November 1, 2010 | Permalink | Comments (0) | TrackBack (0)

Recidivism Revealed: Private International Cartels 1991-2009

Posted by D. Daniel Sokol

John M. Connor Purdue University - Ag Econ discusses Recidivism Revealed: Private International Cartels 1991-2009.

ABSTRACT: The objective of this paper is to look for empirical regularities in the sample of 389 recidivists that engaged in international price-fixing in the past 20 years. Recidivism appears to be increasing rapidly, both in number and relative to all corporate cartelists. Recidivists are overwhelmingly headquartered in northern Europe or Japan, and they tend to be highly diversified multinational firms that sell homogeneous producer goods. The skills acquired from participating in multiple price conspiracies are transferable across divisional lines at very low marginal costs. Those acquired skills include identifying feasible collusive opportunities, negotiating mutually satisfactory deals, diplomatically dealing with partners when no enforceable contract exists, and evading detection by the antitrust authorities.

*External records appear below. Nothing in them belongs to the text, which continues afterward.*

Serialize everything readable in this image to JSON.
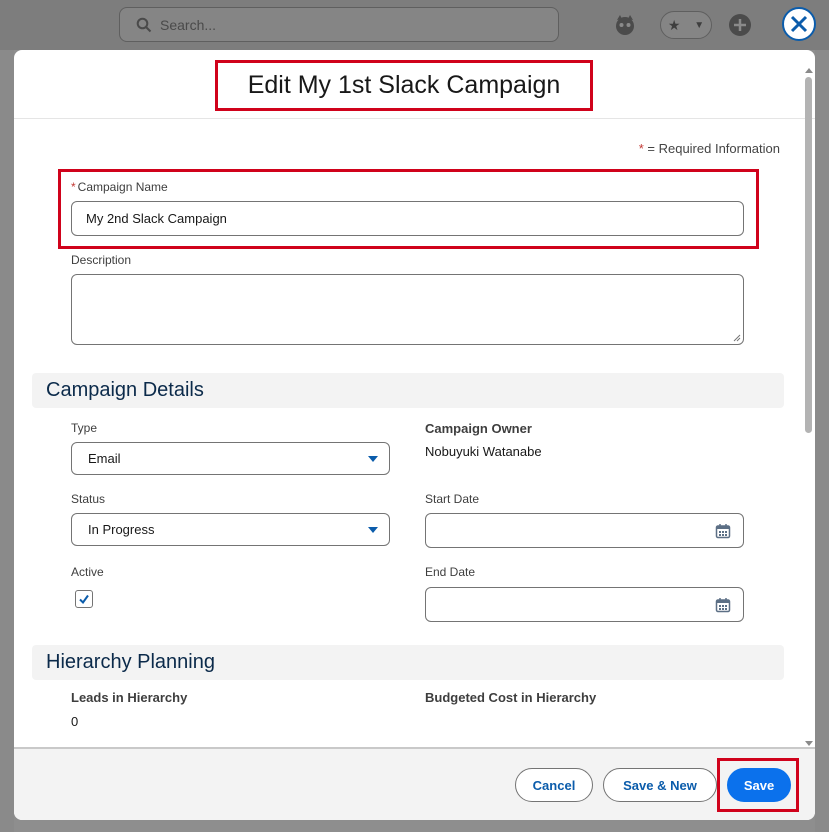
{
  "background": {
    "search_placeholder": "Search..."
  },
  "modal": {
    "title": "Edit My 1st Slack Campaign",
    "required_info": "= Required Information",
    "required_star": "*"
  },
  "campaign_name": {
    "label": "Campaign Name",
    "value": "My 2nd Slack Campaign"
  },
  "description": {
    "label": "Description",
    "value": ""
  },
  "sections": {
    "details_title": "Campaign Details",
    "hierarchy_title": "Hierarchy Planning"
  },
  "details": {
    "type_label": "Type",
    "type_value": "Email",
    "status_label": "Status",
    "status_value": "In Progress",
    "active_label": "Active",
    "active_checked": true,
    "owner_label": "Campaign Owner",
    "owner_value": "Nobuyuki Watanabe",
    "start_date_label": "Start Date",
    "start_date_value": "",
    "end_date_label": "End Date",
    "end_date_value": ""
  },
  "hierarchy": {
    "leads_label": "Leads in Hierarchy",
    "leads_value": "0",
    "budget_label": "Budgeted Cost in Hierarchy",
    "budget_value": ""
  },
  "footer": {
    "cancel_label": "Cancel",
    "save_new_label": "Save & New",
    "save_label": "Save"
  },
  "colors": {
    "brand": "#0b71ec",
    "highlight": "#d0021b",
    "required": "#c23934"
  }
}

November 1, 2010 | Permalink | Comments (0) | TrackBack (0)

Collusion at the Extensive Margin

Posted by D. Daniel Sokol

Martin C. Byford, RMIT University - School of Economics, Finance and Marketing and Joshua S. Gans, University of Melbourne - Melbourne Business School, University of Melbourne - Department of Economics describe Collusion at the Extensive Margin.

ABSTRACT: This paper is the first to examine collusion at the extensive margin (whereby firms collude by avoiding entry into each other's markets or territories). We demonstrate that such collusion offers distinct predictions for the role of multiple markets in sustaining collusion such as the use of proportionate response enforcement mechanisms, the possibilities of oligopolistic competition with a collusive fringe, and predatory entry. We argue that collusion at the extensive margin poses dicult issues for antitrust authorities relative to its intensive margin counterpart.

November 1, 2010 | Permalink | Comments (0) | TrackBack (0)